→ **Task to complete**: Ignoring the pictures, copy the data exactly.

→ **Supplied data**:
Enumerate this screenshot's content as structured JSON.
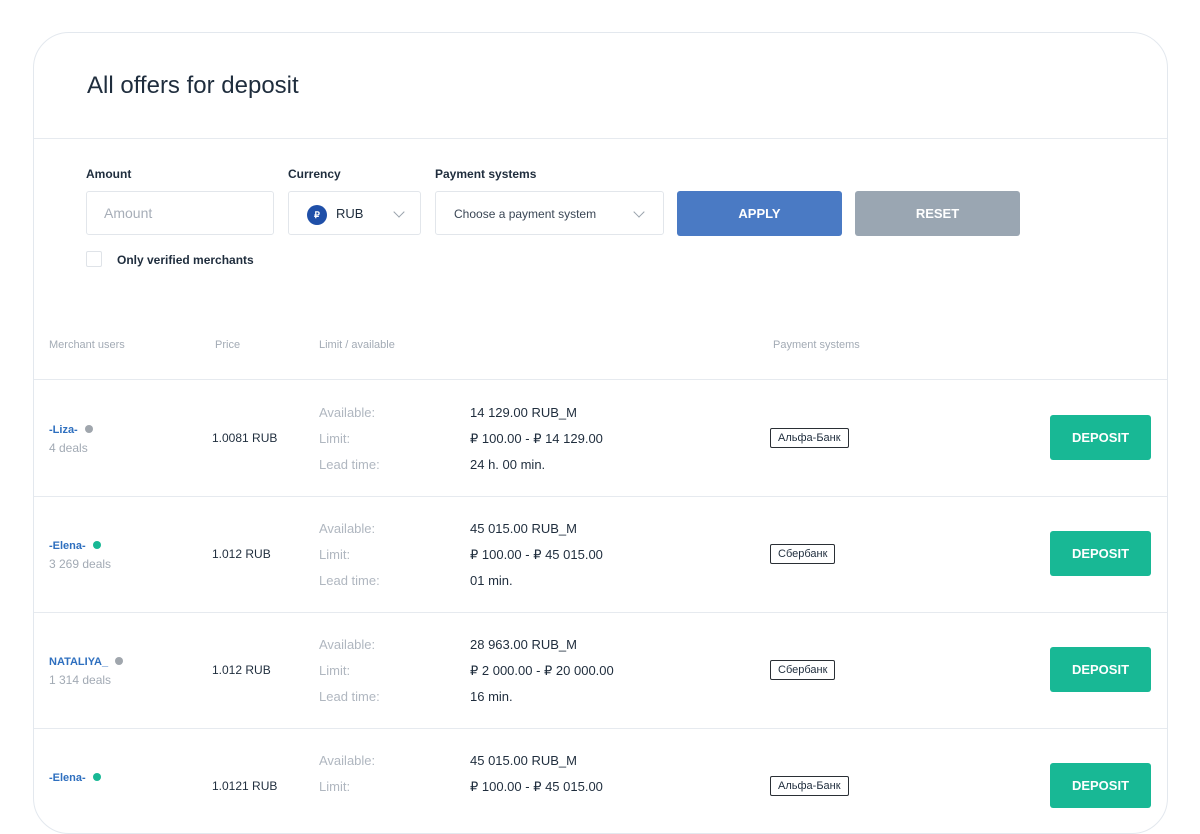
{
  "page": {
    "title": "All offers for deposit"
  },
  "filters": {
    "amount_label": "Amount",
    "amount_placeholder": "Amount",
    "currency_label": "Currency",
    "currency_value": "RUB",
    "currency_icon": "₽",
    "payment_label": "Payment systems",
    "payment_value": "Choose a payment system",
    "apply_label": "APPLY",
    "reset_label": "RESET",
    "verified_label": "Only verified merchants",
    "verified_checked": false
  },
  "table": {
    "headers": {
      "merchant": "Merchant users",
      "price": "Price",
      "limit": "Limit / available",
      "payment": "Payment systems"
    },
    "row_labels": {
      "available": "Available:",
      "limit": "Limit:",
      "lead_time": "Lead time:"
    },
    "deposit_label": "DEPOSIT",
    "rows": [
      {
        "name": "-Liza-",
        "status": "offline",
        "status_color": "#a0a6ad",
        "deals": "4 deals",
        "price": "1.0081 RUB",
        "available": "14 129.00 RUB_M",
        "limit": "₽ 100.00 - ₽ 14 129.00",
        "lead_time": "24 h. 00 min.",
        "bank": "Альфа-Банк"
      },
      {
        "name": "-Elena-",
        "status": "online",
        "status_color": "#18b895",
        "deals": "3 269 deals",
        "price": "1.012 RUB",
        "available": "45 015.00 RUB_M",
        "limit": "₽ 100.00 - ₽ 45 015.00",
        "lead_time": "01 min.",
        "bank": "Сбербанк"
      },
      {
        "name": "NATALIYA_",
        "status": "offline",
        "status_color": "#a0a6ad",
        "deals": "1 314 deals",
        "price": "1.012 RUB",
        "available": "28 963.00 RUB_M",
        "limit": "₽ 2 000.00 - ₽ 20 000.00",
        "lead_time": "16 min.",
        "bank": "Сбербанк"
      },
      {
        "name": "-Elena-",
        "status": "online",
        "status_color": "#18b895",
        "deals": "",
        "price": "1.0121 RUB",
        "available": "45 015.00 RUB_M",
        "limit": "₽ 100.00 - ₽ 45 015.00",
        "lead_time": "",
        "bank": "Альфа-Банк"
      }
    ]
  }
}
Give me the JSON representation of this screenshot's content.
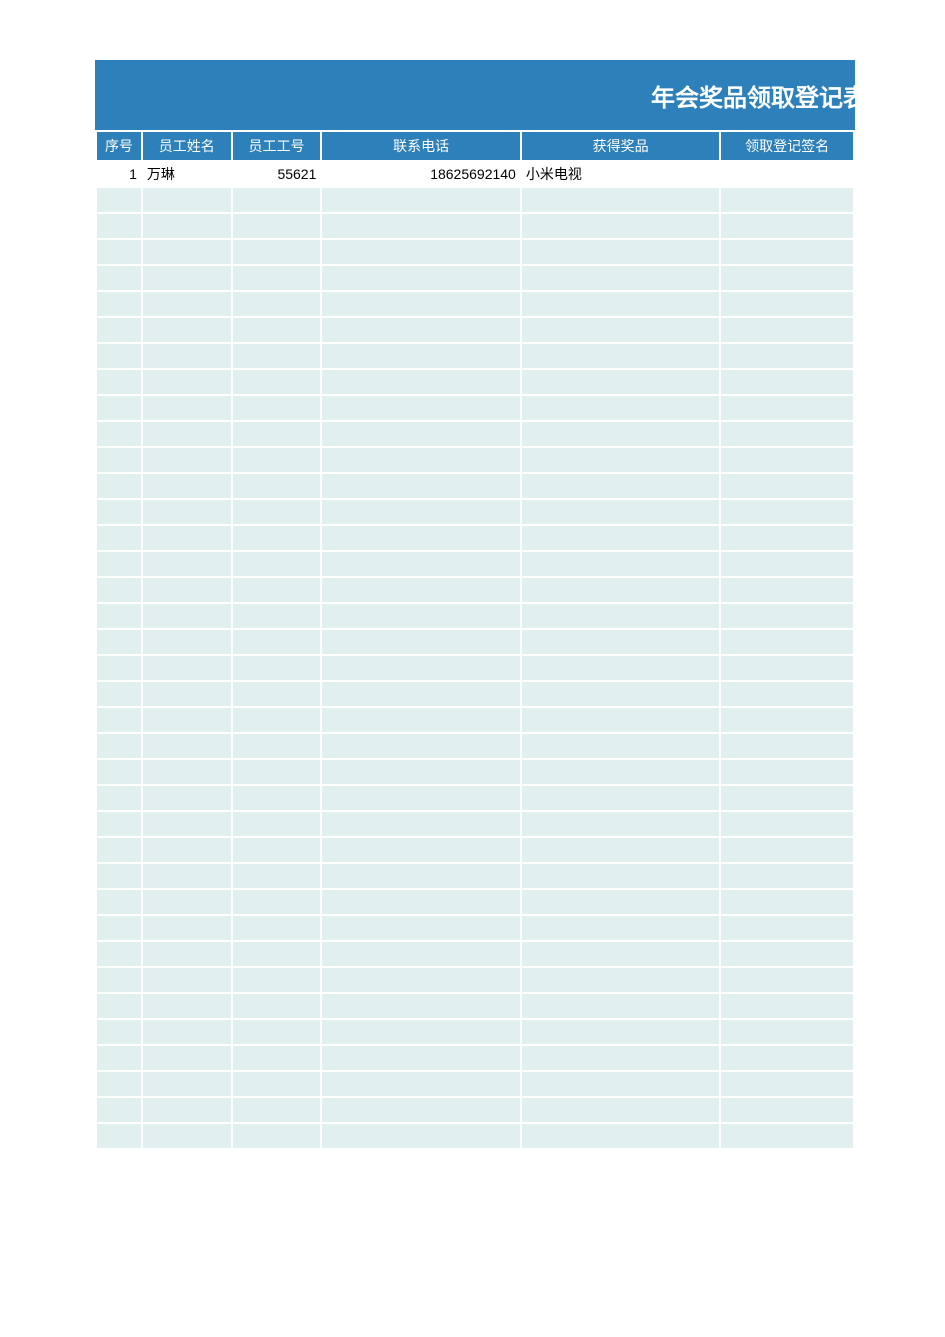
{
  "title": "年会奖品领取登记表",
  "columns": {
    "seq": "序号",
    "name": "员工姓名",
    "empid": "员工工号",
    "phone": "联系电话",
    "prize": "获得奖品",
    "sign": "领取登记签名"
  },
  "rows": [
    {
      "seq": "1",
      "name": "万琳",
      "empid": "55621",
      "phone": "18625692140",
      "prize": "小米电视",
      "sign": ""
    }
  ],
  "empty_row_count": 37
}
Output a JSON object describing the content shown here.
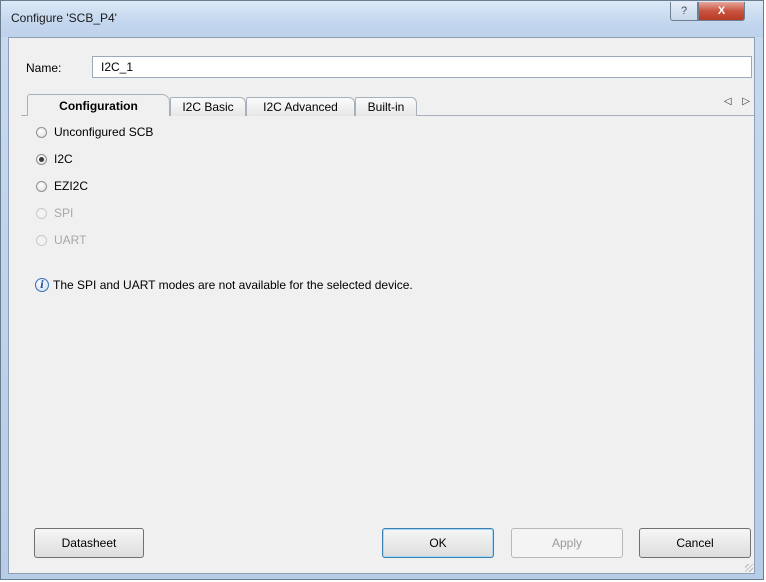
{
  "window": {
    "title": "Configure 'SCB_P4'",
    "help_glyph": "?",
    "close_glyph": "X"
  },
  "name_field": {
    "label": "Name:",
    "value": "I2C_1"
  },
  "tabs": [
    {
      "label": "Configuration",
      "active": true
    },
    {
      "label": "I2C Basic",
      "active": false
    },
    {
      "label": "I2C Advanced",
      "active": false
    },
    {
      "label": "Built-in",
      "active": false
    }
  ],
  "tab_scroll_glyphs": "◁ ▷",
  "modes": [
    {
      "label": "Unconfigured SCB",
      "checked": false,
      "disabled": false
    },
    {
      "label": "I2C",
      "checked": true,
      "disabled": false
    },
    {
      "label": "EZI2C",
      "checked": false,
      "disabled": false
    },
    {
      "label": "SPI",
      "checked": false,
      "disabled": true
    },
    {
      "label": "UART",
      "checked": false,
      "disabled": true
    }
  ],
  "info": {
    "icon": "info-icon",
    "text": "The SPI and UART modes are not available for the selected device."
  },
  "buttons": {
    "datasheet": "Datasheet",
    "ok": "OK",
    "apply": "Apply",
    "cancel": "Cancel"
  }
}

→ **Answer below**:
Enumerate this screenshot's content as structured JSON.
{
  "page": {
    "title": "All offers for deposit"
  },
  "filters": {
    "amount_label": "Amount",
    "amount_placeholder": "Amount",
    "currency_label": "Currency",
    "currency_value": "RUB",
    "currency_icon": "₽",
    "payment_label": "Payment systems",
    "payment_value": "Choose a payment system",
    "apply_label": "APPLY",
    "reset_label": "RESET",
    "verified_label": "Only verified merchants",
    "verified_checked": false
  },
  "table": {
    "headers": {
      "merchant": "Merchant users",
      "price": "Price",
      "limit": "Limit / available",
      "payment": "Payment systems"
    },
    "row_labels": {
      "available": "Available:",
      "limit": "Limit:",
      "lead_time": "Lead time:"
    },
    "deposit_label": "DEPOSIT",
    "rows": [
      {
        "name": "-Liza-",
        "status": "offline",
        "status_color": "#a0a6ad",
        "deals": "4 deals",
        "price": "1.0081 RUB",
        "available": "14 129.00 RUB_M",
        "limit": "₽ 100.00 - ₽ 14 129.00",
        "lead_time": "24 h. 00 min.",
        "bank": "Альфа-Банк"
      },
      {
        "name": "-Elena-",
        "status": "online",
        "status_color": "#18b895",
        "deals": "3 269 deals",
        "price": "1.012 RUB",
        "available": "45 015.00 RUB_M",
        "limit": "₽ 100.00 - ₽ 45 015.00",
        "lead_time": "01 min.",
        "bank": "Сбербанк"
      },
      {
        "name": "NATALIYA_",
        "status": "offline",
        "status_color": "#a0a6ad",
        "deals": "1 314 deals",
        "price": "1.012 RUB",
        "available": "28 963.00 RUB_M",
        "limit": "₽ 2 000.00 - ₽ 20 000.00",
        "lead_time": "16 min.",
        "bank": "Сбербанк"
      },
      {
        "name": "-Elena-",
        "status": "online",
        "status_color": "#18b895",
        "deals": "",
        "price": "1.0121 RUB",
        "available": "45 015.00 RUB_M",
        "limit": "₽ 100.00 - ₽ 45 015.00",
        "lead_time": "",
        "bank": "Альфа-Банк"
      }
    ]
  }
}
Give me the JSON representation of this screenshot's content.
{
  "title": "年会奖品领取登记表",
  "columns": {
    "seq": "序号",
    "name": "员工姓名",
    "empid": "员工工号",
    "phone": "联系电话",
    "prize": "获得奖品",
    "sign": "领取登记签名"
  },
  "rows": [
    {
      "seq": "1",
      "name": "万琳",
      "empid": "55621",
      "phone": "18625692140",
      "prize": "小米电视",
      "sign": ""
    }
  ],
  "empty_row_count": 37
}
Output a JSON object describing the content shown here.
{
  "window": {
    "title": "Configure 'SCB_P4'",
    "help_glyph": "?",
    "close_glyph": "X"
  },
  "name_field": {
    "label": "Name:",
    "value": "I2C_1"
  },
  "tabs": [
    {
      "label": "Configuration",
      "active": true
    },
    {
      "label": "I2C Basic",
      "active": false
    },
    {
      "label": "I2C Advanced",
      "active": false
    },
    {
      "label": "Built-in",
      "active": false
    }
  ],
  "tab_scroll_glyphs": "◁ ▷",
  "modes": [
    {
      "label": "Unconfigured SCB",
      "checked": false,
      "disabled": false
    },
    {
      "label": "I2C",
      "checked": true,
      "disabled": false
    },
    {
      "label": "EZI2C",
      "checked": false,
      "disabled": false
    },
    {
      "label": "SPI",
      "checked": false,
      "disabled": true
    },
    {
      "label": "UART",
      "checked": false,
      "disabled": true
    }
  ],
  "info": {
    "icon": "info-icon",
    "text": "The SPI and UART modes are not available for the selected device."
  },
  "buttons": {
    "datasheet": "Datasheet",
    "ok": "OK",
    "apply": "Apply",
    "cancel": "Cancel"
  }
}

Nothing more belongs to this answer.